Element data from apps and pages
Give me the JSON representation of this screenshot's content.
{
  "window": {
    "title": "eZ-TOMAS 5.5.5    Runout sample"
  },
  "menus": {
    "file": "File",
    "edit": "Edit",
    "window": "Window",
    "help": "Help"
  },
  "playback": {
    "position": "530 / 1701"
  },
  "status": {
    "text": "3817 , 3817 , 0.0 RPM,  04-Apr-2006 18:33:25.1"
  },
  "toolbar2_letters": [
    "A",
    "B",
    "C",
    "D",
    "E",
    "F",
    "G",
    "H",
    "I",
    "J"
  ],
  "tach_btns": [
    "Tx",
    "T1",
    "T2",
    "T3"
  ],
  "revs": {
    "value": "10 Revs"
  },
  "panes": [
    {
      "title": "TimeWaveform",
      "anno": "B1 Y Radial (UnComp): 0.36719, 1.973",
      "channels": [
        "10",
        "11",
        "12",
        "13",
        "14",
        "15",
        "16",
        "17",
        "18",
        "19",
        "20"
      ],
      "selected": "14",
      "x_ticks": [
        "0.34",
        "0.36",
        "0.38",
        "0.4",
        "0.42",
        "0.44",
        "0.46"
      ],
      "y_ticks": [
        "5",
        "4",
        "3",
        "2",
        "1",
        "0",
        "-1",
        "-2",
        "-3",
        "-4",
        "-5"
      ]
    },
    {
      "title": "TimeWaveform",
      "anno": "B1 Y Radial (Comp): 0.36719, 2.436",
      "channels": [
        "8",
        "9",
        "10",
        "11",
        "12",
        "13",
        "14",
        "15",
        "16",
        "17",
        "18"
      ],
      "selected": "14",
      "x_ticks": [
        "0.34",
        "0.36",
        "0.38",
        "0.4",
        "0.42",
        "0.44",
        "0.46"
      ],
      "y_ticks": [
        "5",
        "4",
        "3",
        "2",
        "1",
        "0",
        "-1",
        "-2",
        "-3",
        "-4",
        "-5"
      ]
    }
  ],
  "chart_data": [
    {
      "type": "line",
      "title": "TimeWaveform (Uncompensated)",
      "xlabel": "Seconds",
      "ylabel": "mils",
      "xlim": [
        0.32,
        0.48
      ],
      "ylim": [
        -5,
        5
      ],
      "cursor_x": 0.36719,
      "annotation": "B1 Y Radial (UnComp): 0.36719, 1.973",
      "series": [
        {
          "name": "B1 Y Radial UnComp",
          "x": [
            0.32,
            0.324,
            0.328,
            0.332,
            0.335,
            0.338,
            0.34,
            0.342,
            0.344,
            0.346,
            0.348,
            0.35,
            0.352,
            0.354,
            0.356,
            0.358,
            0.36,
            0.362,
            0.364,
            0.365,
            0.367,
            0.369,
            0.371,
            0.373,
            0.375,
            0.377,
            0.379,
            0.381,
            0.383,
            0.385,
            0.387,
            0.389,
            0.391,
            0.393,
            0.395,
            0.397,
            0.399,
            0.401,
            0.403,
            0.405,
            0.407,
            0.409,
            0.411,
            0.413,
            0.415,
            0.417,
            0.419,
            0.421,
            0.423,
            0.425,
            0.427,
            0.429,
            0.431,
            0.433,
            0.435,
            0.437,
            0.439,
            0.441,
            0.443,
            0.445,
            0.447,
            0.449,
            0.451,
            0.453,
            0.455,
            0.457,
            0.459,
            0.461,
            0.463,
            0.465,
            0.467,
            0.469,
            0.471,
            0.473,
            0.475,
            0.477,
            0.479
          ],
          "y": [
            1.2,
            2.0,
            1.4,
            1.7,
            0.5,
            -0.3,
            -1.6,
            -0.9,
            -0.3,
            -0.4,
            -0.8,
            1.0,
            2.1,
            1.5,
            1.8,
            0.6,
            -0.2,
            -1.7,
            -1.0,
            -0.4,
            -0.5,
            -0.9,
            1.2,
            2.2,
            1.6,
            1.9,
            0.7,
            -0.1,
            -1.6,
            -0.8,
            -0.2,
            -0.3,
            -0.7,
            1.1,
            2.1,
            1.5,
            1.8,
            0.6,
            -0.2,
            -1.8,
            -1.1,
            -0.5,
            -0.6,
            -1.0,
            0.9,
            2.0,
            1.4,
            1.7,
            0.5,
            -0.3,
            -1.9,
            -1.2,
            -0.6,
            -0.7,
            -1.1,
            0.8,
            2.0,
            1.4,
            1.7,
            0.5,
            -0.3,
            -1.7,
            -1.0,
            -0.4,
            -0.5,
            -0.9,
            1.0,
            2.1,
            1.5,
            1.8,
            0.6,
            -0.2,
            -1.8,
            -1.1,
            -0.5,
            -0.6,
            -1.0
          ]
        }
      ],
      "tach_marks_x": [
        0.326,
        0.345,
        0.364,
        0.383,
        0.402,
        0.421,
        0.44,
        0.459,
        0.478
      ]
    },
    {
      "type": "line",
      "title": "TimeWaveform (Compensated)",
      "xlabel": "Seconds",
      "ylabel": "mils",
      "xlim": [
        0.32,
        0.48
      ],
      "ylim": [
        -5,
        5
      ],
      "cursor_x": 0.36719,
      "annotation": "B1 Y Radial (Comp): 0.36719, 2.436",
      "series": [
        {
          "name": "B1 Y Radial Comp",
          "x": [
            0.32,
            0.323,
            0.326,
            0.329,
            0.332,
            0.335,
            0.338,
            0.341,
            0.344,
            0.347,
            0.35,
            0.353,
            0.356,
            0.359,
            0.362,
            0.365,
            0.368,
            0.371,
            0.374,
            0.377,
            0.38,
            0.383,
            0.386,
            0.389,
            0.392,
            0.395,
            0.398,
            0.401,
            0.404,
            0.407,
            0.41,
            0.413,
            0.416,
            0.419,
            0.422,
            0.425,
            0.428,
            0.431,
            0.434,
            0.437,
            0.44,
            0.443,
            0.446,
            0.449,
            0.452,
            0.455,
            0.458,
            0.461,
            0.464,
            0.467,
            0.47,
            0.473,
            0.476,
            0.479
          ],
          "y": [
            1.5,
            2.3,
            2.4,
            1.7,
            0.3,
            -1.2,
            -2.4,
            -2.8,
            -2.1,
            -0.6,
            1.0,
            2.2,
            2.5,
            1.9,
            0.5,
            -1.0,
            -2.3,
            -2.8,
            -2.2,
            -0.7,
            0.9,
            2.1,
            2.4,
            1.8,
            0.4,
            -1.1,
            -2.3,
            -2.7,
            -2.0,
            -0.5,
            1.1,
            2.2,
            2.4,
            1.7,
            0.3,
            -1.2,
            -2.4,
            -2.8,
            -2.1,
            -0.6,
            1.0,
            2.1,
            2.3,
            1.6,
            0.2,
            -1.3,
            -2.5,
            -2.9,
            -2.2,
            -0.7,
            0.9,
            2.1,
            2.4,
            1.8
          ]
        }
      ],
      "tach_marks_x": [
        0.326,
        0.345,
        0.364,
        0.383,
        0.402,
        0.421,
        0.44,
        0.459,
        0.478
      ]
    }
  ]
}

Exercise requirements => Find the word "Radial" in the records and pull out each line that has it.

Reply to the exercise =>
      "anno": "B1 Y Radial (UnComp): 0.36719, 1.973",
      "anno": "B1 Y Radial (Comp): 0.36719, 2.436",
      "annotation": "B1 Y Radial (UnComp): 0.36719, 1.973",
          "name": "B1 Y Radial UnComp",
      "annotation": "B1 Y Radial (Comp): 0.36719, 2.436",
          "name": "B1 Y Radial Comp",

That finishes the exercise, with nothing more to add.